The Washington Post published over the weekend a very comprehensive article providing significant information about the financing of illegal operations carried out by the Colombian government.
According to law enforcement documents obtained by The Washington Post and interviews with prosecutors and former Colombian intelligence officials, billions of dollars, special hardware and software and technical and military training provided over the last decade to elite units of the Colombian intelligence agency “DAS” (Administrative Security Department), were allegedly used to carry out spying operations, blackmail and to smear campaigns against Supreme Court justices, former President Alvaro Uribe’s political opponents and civil society groups.
Since the nineties, and under three administrations, Colombia has been Washington’s closest ally in Latin America, a title that comes with financial benefits: $6 billion in aid were awarded to the nation during Uribe’s 2002-10 presidency.
The Washington Post reports that a former DAS director said in an interview that “DAS units depended on U.S.-supplied computers, wiretapping devices, cameras and mobile phone interception systems, as well as rent for safe houses and petty cash for gasoline. “We could have operated” without U.S. assistance, he said, “but not with the same effectiveness.”
Uribe himself is under investigation by a special legislative commission whose constitutional power trumps Uribe’s Ex-President Diplomatic Immunity.
American officials denied having knowledge of or having been involved in questionable operatives committed by the DAS and Colombian prosecutors have not accused any Americans of wrongdoing.

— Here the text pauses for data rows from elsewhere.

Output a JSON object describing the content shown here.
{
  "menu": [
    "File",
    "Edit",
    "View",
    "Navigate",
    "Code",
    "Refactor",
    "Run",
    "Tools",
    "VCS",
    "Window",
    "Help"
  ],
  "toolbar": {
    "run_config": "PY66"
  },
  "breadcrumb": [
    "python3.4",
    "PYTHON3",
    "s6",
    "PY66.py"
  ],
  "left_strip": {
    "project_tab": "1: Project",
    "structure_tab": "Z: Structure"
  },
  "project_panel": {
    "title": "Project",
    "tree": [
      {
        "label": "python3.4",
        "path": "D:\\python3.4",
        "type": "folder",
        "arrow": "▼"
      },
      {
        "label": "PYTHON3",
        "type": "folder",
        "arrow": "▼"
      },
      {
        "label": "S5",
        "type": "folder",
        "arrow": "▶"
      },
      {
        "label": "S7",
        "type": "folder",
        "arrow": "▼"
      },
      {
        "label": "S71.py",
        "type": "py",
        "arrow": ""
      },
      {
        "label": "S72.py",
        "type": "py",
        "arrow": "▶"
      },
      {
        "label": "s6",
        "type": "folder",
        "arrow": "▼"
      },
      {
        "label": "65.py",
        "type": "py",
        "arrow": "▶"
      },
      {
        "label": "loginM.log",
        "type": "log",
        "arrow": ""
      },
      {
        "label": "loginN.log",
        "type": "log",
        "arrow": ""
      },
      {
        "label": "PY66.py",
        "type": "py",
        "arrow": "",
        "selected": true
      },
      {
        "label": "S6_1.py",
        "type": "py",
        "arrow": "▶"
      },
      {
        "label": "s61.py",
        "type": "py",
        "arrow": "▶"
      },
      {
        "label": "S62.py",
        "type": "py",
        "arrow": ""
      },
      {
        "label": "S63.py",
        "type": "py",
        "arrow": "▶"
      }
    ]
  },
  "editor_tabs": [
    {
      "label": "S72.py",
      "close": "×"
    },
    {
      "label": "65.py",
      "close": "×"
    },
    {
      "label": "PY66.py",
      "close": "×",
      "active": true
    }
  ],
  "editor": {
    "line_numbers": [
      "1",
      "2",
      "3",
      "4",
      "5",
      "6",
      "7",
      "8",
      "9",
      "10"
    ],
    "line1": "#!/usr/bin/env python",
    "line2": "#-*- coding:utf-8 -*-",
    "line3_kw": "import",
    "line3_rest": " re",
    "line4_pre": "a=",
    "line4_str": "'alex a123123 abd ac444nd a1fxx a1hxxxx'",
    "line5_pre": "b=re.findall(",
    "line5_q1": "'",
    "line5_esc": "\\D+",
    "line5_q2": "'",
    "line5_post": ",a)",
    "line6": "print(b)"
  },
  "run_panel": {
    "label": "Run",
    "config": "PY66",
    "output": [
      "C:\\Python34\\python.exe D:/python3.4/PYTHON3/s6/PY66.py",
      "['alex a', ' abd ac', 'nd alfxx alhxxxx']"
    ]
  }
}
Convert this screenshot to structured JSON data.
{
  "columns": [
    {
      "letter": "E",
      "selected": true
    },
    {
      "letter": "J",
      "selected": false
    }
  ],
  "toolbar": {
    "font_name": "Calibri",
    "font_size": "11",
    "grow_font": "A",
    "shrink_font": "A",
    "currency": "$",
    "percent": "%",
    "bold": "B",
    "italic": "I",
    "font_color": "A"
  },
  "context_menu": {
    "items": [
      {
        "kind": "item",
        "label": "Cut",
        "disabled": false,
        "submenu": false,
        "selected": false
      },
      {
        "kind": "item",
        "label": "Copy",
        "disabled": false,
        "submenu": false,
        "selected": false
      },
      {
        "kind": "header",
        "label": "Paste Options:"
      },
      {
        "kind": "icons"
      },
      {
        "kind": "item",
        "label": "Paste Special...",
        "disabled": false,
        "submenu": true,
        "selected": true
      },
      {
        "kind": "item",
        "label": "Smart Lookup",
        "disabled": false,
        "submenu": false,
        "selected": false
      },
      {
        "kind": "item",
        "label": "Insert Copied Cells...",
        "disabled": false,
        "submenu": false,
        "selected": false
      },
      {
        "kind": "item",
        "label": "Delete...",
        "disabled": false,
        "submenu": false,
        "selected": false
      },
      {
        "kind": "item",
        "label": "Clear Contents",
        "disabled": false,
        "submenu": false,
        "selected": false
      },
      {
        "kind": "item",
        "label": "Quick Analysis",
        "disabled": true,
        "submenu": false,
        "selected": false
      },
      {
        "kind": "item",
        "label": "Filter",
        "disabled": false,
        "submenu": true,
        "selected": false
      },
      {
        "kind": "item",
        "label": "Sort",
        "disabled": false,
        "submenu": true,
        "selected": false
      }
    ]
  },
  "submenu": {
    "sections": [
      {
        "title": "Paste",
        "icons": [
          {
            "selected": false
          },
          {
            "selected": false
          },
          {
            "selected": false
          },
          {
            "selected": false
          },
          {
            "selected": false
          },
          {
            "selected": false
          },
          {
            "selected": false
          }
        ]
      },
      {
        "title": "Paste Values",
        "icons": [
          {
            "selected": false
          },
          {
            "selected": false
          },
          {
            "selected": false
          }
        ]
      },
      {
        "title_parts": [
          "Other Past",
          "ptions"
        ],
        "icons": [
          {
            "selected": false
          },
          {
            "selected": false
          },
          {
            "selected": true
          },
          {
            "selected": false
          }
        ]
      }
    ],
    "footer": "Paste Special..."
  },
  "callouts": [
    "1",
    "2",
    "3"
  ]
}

The Colombian newspaper El Tiempo said on Tuesday that Colombia’s attorney general Viviane Morales met with Washington Post delegates to make clear that her office has no open investigations on the supposed irregular handling of U.S. aid tied to the wiretapping scandal; former President Alvaro Uribe said to be “profoundly disappointed” with the article and sent a protest letter to the Washington Post.
U.S. Embassy in Colombia officials said they didn’t know if the equipment sent by the U.S. was used for illegal operations, later they said the Washington Post’s version was “incorrect.”